The transition to Admirial Sir Cloudesley Shovell’s (UK) was met with a physical surge from the audience. Billed as a modern Budgie with elements of Sir Lord Baltimore, Hairy Chapter and Josefus the greasy bastards ruled the day with a brilliant, fire-in-the-belly performance. Combining the best of their two albums, the trio clobbered their way through classics “Mark The Beast”, “Devil’s Island” and “Red Admiral Black Sunrise” with new rising stars “The Thicker The Better” and “Bulletproof”. Berlin-based Samsara Blues Experiment (GER) made their debut as a three piece after the departure of bassist Richard Behrens. Guitarist Hans Elselt has taken over four-string duties and is an imposing figure under the spotlight. Promoting their new opus ‘Waiting For The Flood’ the trio launched into the 14-minute “Shringara” followed by a 12-minute “Don’t Belong”. Drummer Thomas Vedder created a massive wake while guitarist Chris Peters played with exceptional emotion and passion moving from the progressive blues of “Center Of The Sun” to the darker “For Lost Souls” and “Into The Black”.

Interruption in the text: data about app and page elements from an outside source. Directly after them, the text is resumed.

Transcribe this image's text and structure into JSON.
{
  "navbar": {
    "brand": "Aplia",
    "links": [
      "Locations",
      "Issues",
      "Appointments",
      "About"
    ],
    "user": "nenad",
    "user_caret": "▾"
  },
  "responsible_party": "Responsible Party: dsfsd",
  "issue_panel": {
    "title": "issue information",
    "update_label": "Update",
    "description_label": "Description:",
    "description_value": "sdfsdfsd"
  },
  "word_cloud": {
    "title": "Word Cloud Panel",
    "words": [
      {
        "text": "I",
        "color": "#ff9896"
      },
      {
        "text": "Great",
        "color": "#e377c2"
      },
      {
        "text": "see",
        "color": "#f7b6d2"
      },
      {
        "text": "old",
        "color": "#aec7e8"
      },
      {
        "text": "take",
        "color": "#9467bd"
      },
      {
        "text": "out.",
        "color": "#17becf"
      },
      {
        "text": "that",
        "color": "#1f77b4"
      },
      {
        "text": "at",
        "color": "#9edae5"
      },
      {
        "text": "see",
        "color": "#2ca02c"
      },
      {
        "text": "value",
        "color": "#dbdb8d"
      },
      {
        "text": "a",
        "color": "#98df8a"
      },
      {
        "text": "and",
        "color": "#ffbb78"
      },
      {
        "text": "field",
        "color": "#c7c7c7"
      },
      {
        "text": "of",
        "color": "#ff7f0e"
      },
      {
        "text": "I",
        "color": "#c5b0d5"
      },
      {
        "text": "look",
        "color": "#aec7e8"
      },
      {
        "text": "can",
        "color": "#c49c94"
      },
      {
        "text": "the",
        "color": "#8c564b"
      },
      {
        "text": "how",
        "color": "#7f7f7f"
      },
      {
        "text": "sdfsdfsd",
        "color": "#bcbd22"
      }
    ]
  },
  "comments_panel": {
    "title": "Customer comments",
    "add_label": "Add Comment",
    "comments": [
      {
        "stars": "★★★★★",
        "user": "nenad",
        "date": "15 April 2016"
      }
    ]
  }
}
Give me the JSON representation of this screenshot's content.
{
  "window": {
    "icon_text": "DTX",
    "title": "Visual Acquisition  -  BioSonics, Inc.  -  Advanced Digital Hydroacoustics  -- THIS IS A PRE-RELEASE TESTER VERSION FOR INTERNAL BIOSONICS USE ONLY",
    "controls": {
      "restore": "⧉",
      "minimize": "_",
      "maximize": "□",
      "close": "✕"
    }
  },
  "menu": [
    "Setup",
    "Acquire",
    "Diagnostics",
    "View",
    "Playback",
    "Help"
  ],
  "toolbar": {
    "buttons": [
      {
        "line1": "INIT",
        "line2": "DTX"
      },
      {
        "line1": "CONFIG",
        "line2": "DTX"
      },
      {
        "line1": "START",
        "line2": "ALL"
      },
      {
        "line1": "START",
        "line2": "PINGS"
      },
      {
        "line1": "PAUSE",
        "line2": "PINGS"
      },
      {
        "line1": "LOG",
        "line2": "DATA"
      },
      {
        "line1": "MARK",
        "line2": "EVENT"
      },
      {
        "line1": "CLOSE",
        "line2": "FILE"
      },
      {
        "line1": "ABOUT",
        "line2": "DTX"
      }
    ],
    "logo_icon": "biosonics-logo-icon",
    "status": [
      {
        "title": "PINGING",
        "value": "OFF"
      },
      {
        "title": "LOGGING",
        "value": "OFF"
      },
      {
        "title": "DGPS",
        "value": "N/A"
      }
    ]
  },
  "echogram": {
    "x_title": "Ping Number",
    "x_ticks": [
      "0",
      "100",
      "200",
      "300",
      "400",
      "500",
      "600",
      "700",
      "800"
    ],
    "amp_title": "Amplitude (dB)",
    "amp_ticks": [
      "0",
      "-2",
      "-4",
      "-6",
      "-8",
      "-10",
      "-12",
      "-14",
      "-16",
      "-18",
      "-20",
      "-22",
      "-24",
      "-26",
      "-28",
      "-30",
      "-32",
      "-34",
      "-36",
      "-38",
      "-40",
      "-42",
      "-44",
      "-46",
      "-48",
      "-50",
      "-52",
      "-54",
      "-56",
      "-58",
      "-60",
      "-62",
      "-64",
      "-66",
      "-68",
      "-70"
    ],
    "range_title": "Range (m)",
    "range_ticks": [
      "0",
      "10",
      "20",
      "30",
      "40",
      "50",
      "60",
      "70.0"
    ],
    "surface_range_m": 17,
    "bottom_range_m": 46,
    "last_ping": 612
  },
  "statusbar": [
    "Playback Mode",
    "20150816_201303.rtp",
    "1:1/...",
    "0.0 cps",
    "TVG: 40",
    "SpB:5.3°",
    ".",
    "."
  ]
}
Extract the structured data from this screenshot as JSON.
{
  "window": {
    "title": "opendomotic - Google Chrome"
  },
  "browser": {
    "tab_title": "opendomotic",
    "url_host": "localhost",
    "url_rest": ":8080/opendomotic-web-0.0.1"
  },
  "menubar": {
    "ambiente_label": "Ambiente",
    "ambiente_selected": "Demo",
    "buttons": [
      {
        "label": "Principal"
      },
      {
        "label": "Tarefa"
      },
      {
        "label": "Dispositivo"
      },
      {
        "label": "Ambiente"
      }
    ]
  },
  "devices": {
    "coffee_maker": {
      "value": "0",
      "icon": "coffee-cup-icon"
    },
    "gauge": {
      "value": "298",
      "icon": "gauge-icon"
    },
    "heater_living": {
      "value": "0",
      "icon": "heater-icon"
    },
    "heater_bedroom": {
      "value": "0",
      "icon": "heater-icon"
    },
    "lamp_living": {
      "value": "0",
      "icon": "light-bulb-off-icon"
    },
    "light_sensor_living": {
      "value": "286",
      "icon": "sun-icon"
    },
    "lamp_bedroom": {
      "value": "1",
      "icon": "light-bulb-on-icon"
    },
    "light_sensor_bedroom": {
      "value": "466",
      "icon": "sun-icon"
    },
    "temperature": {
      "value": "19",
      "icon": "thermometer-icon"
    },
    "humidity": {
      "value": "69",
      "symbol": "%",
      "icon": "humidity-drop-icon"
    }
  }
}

Boston band Elder (US) walked the thin line between progressive rock, doom and metal. Smart, intricate and brutally heavy, they elevated long passages “Gemini”, “The End” and “Spires Burn” with majestic beauty. Spilling out at just over an hour, they kept their set to fan favorites with the imposing “Knot” as the main centerpiece. Motorpsycho (NOR), was astonishing. Their vinyl output has become more progressive over the 20 years since their humble beginnings as a straightforward metal band. By the late ‘90s they were drifting more towards jazz and psychedelia, but with their current disc ‘Behind The Sun’ they were roaring like a caged lion. New songs “On A Plate”, “Cloudwalker” and the seven-part, 20-minute epic “Hell” sat comfortably alongside old favorites “Triggerman”, “Superstooge” and “Starhammer”. With a set much heavier that expected, its extended length was blissfully exhilarating. A surprising addition was the Grand Funk Railroad cover “Into The Sun”, a perfect climax to an already stunning show.

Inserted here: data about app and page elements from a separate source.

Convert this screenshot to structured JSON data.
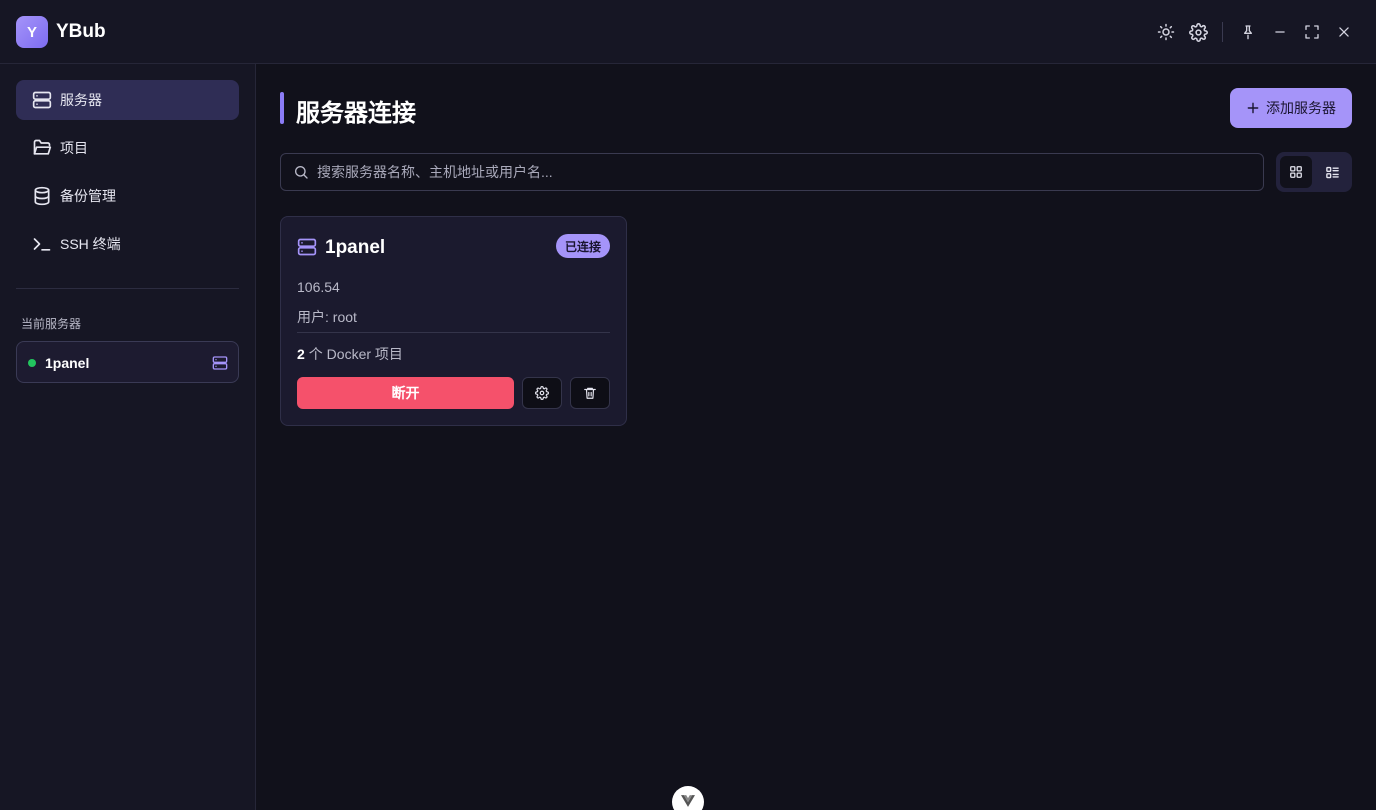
{
  "app": {
    "logo_letter": "Y",
    "name": "YBub"
  },
  "titlebar": {
    "icons": [
      "sun-icon",
      "gear-icon",
      "pin-icon",
      "minimize-icon",
      "maximize-icon",
      "close-icon"
    ]
  },
  "sidebar": {
    "items": [
      {
        "label": "服务器",
        "icon": "server-icon",
        "active": true
      },
      {
        "label": "项目",
        "icon": "folder-icon",
        "active": false
      },
      {
        "label": "备份管理",
        "icon": "database-icon",
        "active": false
      },
      {
        "label": "SSH 终端",
        "icon": "terminal-icon",
        "active": false
      }
    ],
    "section_label": "当前服务器",
    "current_server": {
      "name": "1panel",
      "status_color": "#22c55e"
    }
  },
  "main": {
    "title": "服务器连接",
    "add_button_label": "添加服务器",
    "search": {
      "placeholder": "搜索服务器名称、主机地址或用户名...",
      "value": ""
    },
    "view_mode": "grid"
  },
  "servers": [
    {
      "name": "1panel",
      "status": "已连接",
      "host": "106.54",
      "user": "用户: root",
      "project_count": "2",
      "project_suffix": "个 Docker 项目",
      "disconnect_label": "断开"
    }
  ],
  "colors": {
    "accent": "#a594f9",
    "danger": "#f5516b",
    "background": "#11111b",
    "online": "#22c55e"
  }
}
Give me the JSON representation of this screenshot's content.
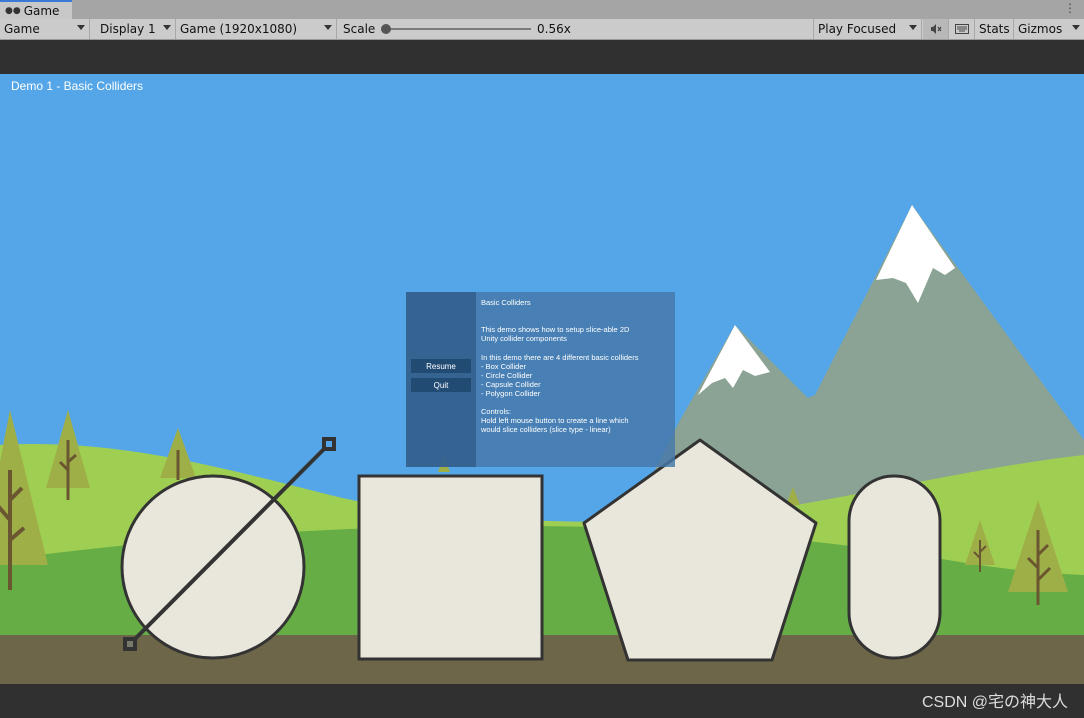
{
  "window": {
    "tab_label": "Game",
    "tab_icon": "gamepad-icon",
    "menu_icon": "kebab-menu-icon"
  },
  "toolbar": {
    "view_mode": "Game",
    "display": "Display 1",
    "resolution": "Game (1920x1080)",
    "scale_label": "Scale",
    "scale_value": "0.56x",
    "play_mode": "Play Focused",
    "mute_icon": "audio-mute-icon",
    "keyboard_icon": "keyboard-icon",
    "stats_label": "Stats",
    "gizmos_label": "Gizmos"
  },
  "scene": {
    "title": "Demo 1 - Basic Colliders",
    "colors": {
      "sky": "#55a6e8",
      "ground": "#6e6649",
      "grass_light": "#9fcf52",
      "grass_dark": "#66ad46",
      "mountain": "#8aa394",
      "snow": "#ffffff",
      "shape_fill": "#e9e7dc",
      "shape_stroke": "#333333"
    }
  },
  "panel": {
    "resume_label": "Resume",
    "quit_label": "Quit",
    "lines": [
      "Basic Colliders",
      "",
      "",
      "This demo shows how to setup slice-able 2D",
      "Unity collider components",
      "",
      "In this demo there are 4 different basic colliders",
      "- Box Collider",
      "- Circle Collider",
      "- Capsule Collider",
      "- Polygon Collider",
      "",
      "Controls:",
      "Hold left mouse button to create a line which",
      "would slice colliders (slice type - linear)"
    ]
  },
  "watermark": "CSDN @宅の神大人"
}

Chart-toppers Kadavar (GER) closed the festival. One of the hardest working bands on the circuit, the Berlin-based power trio assaulted the faithful with 60-minutes of stoner, doom and retro-rock flawlessly executed. Guitarist Christoph Lindemann is an avid connoisseur of ’70 rock and proto-metal. His playing centers around chunky Sabbath riffs interspersed with fiery lead breaks. His support was bassist Simon Bouteloup (Aqua Nebula Oscillator) and manic drummer Tiger who looks and plays like a human incarnation of the Muppets “Animal”. Building a set that equally combined their first two records allowed the audience to appreciate the majesty of “Goddess of Dawn” and “Creature of the Demon” from their debut with “Come Back to Life” and “Eye of the Storm” showcasing their progression. Confident and brash they exalted the riff-heavy “Doomsday Machine” and beautiful paced Aqua Nebula Oscillator cover “Broken Wings”. It was a treat to find them selling their new “Live in Antwerp” double LP ahead of its street date, just for this show.

As the lights dimmed and the hum of the amplifiers became a distant memory, the 2014 Freak Valley Festival made its mark as one the best out there. Its moderate size and friendly atmosphere was a welcomed relief from the excessive crowds and poor organization of other much larger festivals. Credit goes to organizer Jens Heide and his supportive staff for keeping the event charming, fun and loaded with great music and professional bands. We highly recommend attending FVF but get your tickets early, the word is spreading and it will soon become one of the many European festivals that sells out months in advance.

Website: Freak Valley Festival